Pros of personal loans
- Funds are fast and flexible. You can use a personal loan for almost any purpose, and depending on the lender, loans can be disbursed in a matter of days or even hours.
- Rates are lower than other types of credit. Compared to credit cards, personal loans usually come with much lower interest rates.
- No collateral is required. Personal loans are typically unsecured loans, so you won’t be required to put up collateral to get the loan.
Cons of personal loans
- You may have to pay fees. Some lenders may charge origination fees when your loan is issued, or you could be subject to prepayment penalties if you pay off your loan early. This can increase your overall cost of borrowing.
- There’s no flexibility with monthly payments. A personal loan is an installment-based product. This means that you’ll receive the money in one lump sum and pay the debt back with equal monthly payments for a set term.
- It can damage your credit. If you default on your personal loan or fail to make payments on time, you could wind up with derogatory reports on your credit, which can stay on your credit reports for years to come.
As with most financial products, it’s easier to get approved for a personal loan if you have good or excellent credit. It’s still possible to get a personal loan with bad credit — it just might take a bit more effort.
Some lenders work specifically with people with bad credit. Just keep in mind that the lower your credit score, the higher the interest rates you’ll be offered. If your credit score is too low, you may need to add a cosigner with good credit to your loan in order to get approved. You could also consider applying for a secured personal loan, which will involve putting up an asset (such as a bank account or car) as collateral.
Credible makes it easy to compare offers from multiple lenders in minutes.
A lender might deny someone a personal loan for several reasons, including having a credit score that’s too low, no credit history, carrying too much debt already, or not having a high enough income.
If you don’t get approved for a personal loan, here are some steps you can take to improve your chances of qualifying for a personal loan in the future:
- Find out why your application was rejected. Review your application for any mistakes that might have been included. If everything is correct, try to find out why you weren’t approved. A lender will often tell you why your loan application wasn’t approved, especially if it was due to your credit history.

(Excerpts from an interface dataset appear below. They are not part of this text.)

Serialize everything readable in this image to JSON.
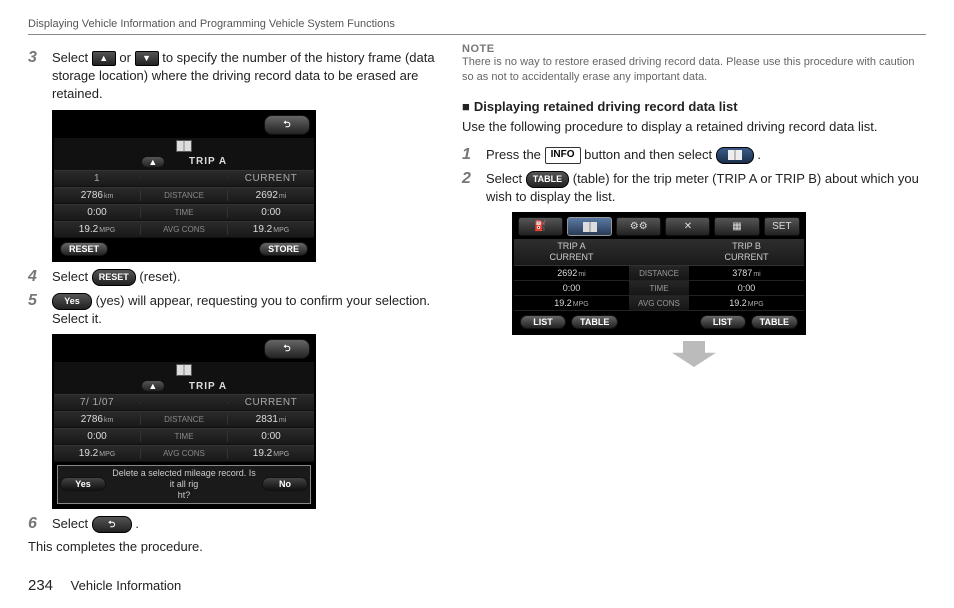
{
  "header": "Displaying Vehicle Information and Programming Vehicle System Functions",
  "buttons": {
    "info": "INFO",
    "reset": "RESET",
    "yes": "Yes",
    "no": "No",
    "table": "TABLE",
    "store": "STORE",
    "list": "LIST",
    "set": "SET",
    "back": "⮌",
    "tri_up": "▲",
    "tri_down": "▼"
  },
  "left": {
    "step3": {
      "text_a": "Select",
      "text_b": "or",
      "text_c": "to specify the number of the history frame (data storage location) where the driving record data to be erased are retained."
    },
    "ss1": {
      "trip": "TRIP A",
      "col1_head": "1",
      "col3_head": "CURRENT",
      "r1_a": "2786",
      "r1_a_u": "km",
      "r1_b": "DISTANCE",
      "r1_c": "2692",
      "r1_c_u": "mi",
      "r2_a": "0:00",
      "r2_b": "TIME",
      "r2_c": "0:00",
      "r3_a": "19.2",
      "r3_a_u": "MPG",
      "r3_b": "AVG CONS",
      "r3_c": "19.2",
      "r3_c_u": "MPG"
    },
    "step4_a": "Select",
    "step4_b": "(reset).",
    "step5_a": "(yes) will appear, requesting you to confirm your selection. Select it.",
    "ss2": {
      "trip": "TRIP A",
      "col1_head": "7/ 1/07",
      "col3_head": "CURRENT",
      "r1_a": "2786",
      "r1_a_u": "km",
      "r1_b": "DISTANCE",
      "r1_c": "2831",
      "r1_c_u": "mi",
      "r2_a": "0:00",
      "r2_b": "TIME",
      "r2_c": "0:00",
      "r3_a": "19.2",
      "r3_a_u": "MPG",
      "r3_b": "AVG CONS",
      "r3_c": "19.2",
      "r3_c_u": "MPG",
      "dialog": "Delete a selected mileage record. Is it all rig\nht?"
    },
    "step6": "Select",
    "complete": "This completes the procedure."
  },
  "right": {
    "note_head": "NOTE",
    "note_body": "There is no way to restore erased driving record data. Please use this procedure with caution so as not to accidentally erase any important data.",
    "subhead": "Displaying retained driving record data list",
    "para": "Use the following procedure to display a retained driving record data list.",
    "step1_a": "Press the",
    "step1_b": "button and then select",
    "step1_c": ".",
    "step2_a": "Select",
    "step2_b": "(table) for the trip meter (TRIP A or TRIP B) about which you wish to display the list.",
    "ss3": {
      "tripA_head": "TRIP A",
      "tripB_head": "TRIP B",
      "current": "CURRENT",
      "r1_lab": "DISTANCE",
      "a1": "2692",
      "a1u": "mi",
      "b1": "3787",
      "b1u": "mi",
      "r2_lab": "TIME",
      "a2": "0:00",
      "b2": "0:00",
      "r3_lab": "AVG CONS",
      "a3": "19.2",
      "a3u": "MPG",
      "b3": "19.2",
      "b3u": "MPG"
    }
  },
  "footer": {
    "pagenum": "234",
    "section": "Vehicle Information"
  }
}
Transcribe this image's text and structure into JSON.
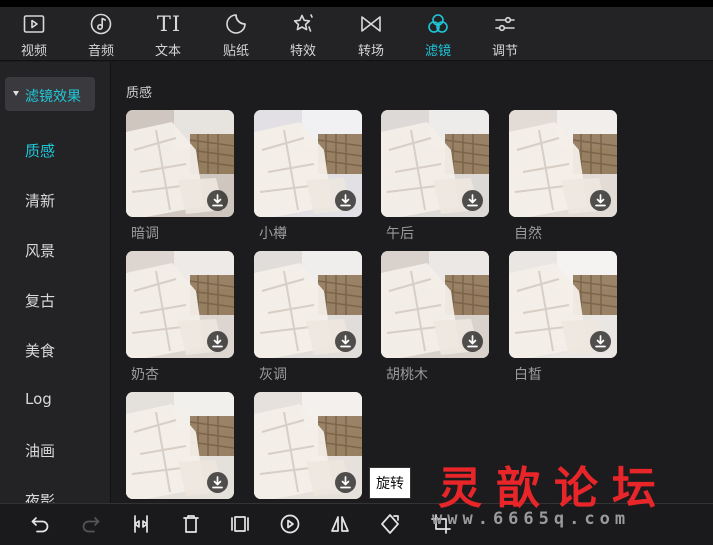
{
  "toolbar": {
    "tabs": [
      {
        "label": "视频",
        "icon": "video-icon"
      },
      {
        "label": "音频",
        "icon": "audio-icon"
      },
      {
        "label": "文本",
        "icon": "text-icon"
      },
      {
        "label": "贴纸",
        "icon": "sticker-icon"
      },
      {
        "label": "特效",
        "icon": "effects-icon"
      },
      {
        "label": "转场",
        "icon": "transition-icon"
      },
      {
        "label": "滤镜",
        "icon": "filter-icon",
        "active": true
      },
      {
        "label": "调节",
        "icon": "adjust-icon"
      }
    ],
    "text_icon_glyph": "TI",
    "active_color": "#1fc6d8"
  },
  "sidebar": {
    "header": "滤镜效果",
    "items": [
      "质感",
      "清新",
      "风景",
      "复古",
      "美食",
      "Log",
      "油画",
      "夜影"
    ],
    "active_index": 0
  },
  "content": {
    "section_title": "质感",
    "filters": [
      "暗调",
      "小樽",
      "午后",
      "自然",
      "奶杏",
      "灰调",
      "胡桃木",
      "白皙",
      "",
      ""
    ]
  },
  "bottom_toolbar": {
    "icons": [
      "undo-icon",
      "redo-icon",
      "split-icon",
      "delete-icon",
      "freeze-frame-icon",
      "reverse-icon",
      "mirror-icon",
      "rotate-icon",
      "crop-icon"
    ]
  },
  "tooltip": "旋转",
  "watermark": {
    "title": "灵歆论坛",
    "url": "www.6665q.com",
    "color": "#e8262a"
  }
}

- Work to improve your credit. The better your credit, the more likely you are to be approved for products like personal loans. Make payments on time, reduce your overall debt burden, and boost your credit mix to help improve your credit for the future.
- Boost your income. The more you make, the easier it is to reduce your DTI ratio, even without paying off existing balances. Consider taking on a side hustle to boost your income, which could help you meet lenders’ minimum income requirements.

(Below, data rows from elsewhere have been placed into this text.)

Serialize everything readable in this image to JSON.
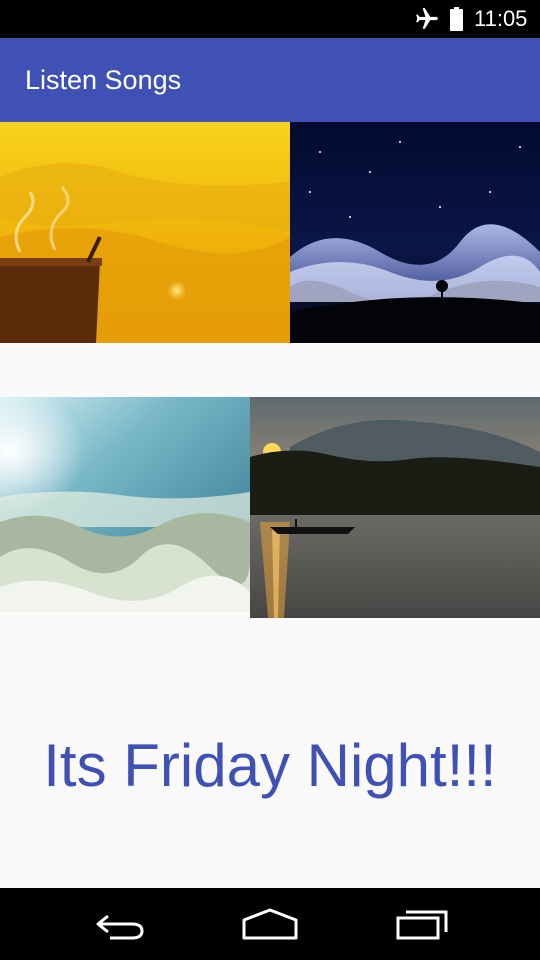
{
  "status_bar": {
    "time": "11:05",
    "icons": [
      "airplane-mode-icon",
      "battery-icon"
    ]
  },
  "app_bar": {
    "title": "Listen Songs"
  },
  "gallery": {
    "images": [
      {
        "name": "sunrise-tea-image",
        "description_icon": "photo"
      },
      {
        "name": "night-moon-image",
        "description_icon": "photo"
      },
      {
        "name": "sky-clouds-image",
        "description_icon": "photo"
      },
      {
        "name": "sunset-river-image",
        "description_icon": "photo"
      }
    ]
  },
  "main": {
    "headline": "Its Friday Night!!!"
  },
  "nav_bar": {
    "buttons": [
      "back-icon",
      "home-icon",
      "recents-icon"
    ]
  },
  "colors": {
    "primary": "#3f51b5",
    "background": "#fafafa",
    "status_bar": "#000000"
  }
}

- Apply for a smaller loan. The more money you want to borrow, the higher the lender’s credit score and income requirements will likely be. Applying for a smaller personal loan instead could increase your chances of qualifying.
- Consider adding a cosigner. Adding a cosigner with good credit can turn a rejection into an approval, or simply unlock better loan terms.
If you decide that a personal loan isn’t right for you, or you can’t get approved for a loan right now, consider these alternatives:
- Use a balance transfer offer. Many credit cards offer 0% introductory APRs to new cardholders on purchases and balance transfers. By transferring your existing balances to one of these cards, you can work to pay off your debt without incurring new finance charges. Just be sure to pay the balance in full before the promotional period ends otherwise, you’ll start accruing interest at the card’s regular rate (which could be higher than a personal loan interest rate).
- Pull from existing home equity. If you have equity in your home, a home equity loan or home equity line of credit (HELOC) can let you tap into this value. Since these products are secured by your home, it’s often easier to get approved. But if you default on your payments, the lender can seize your home.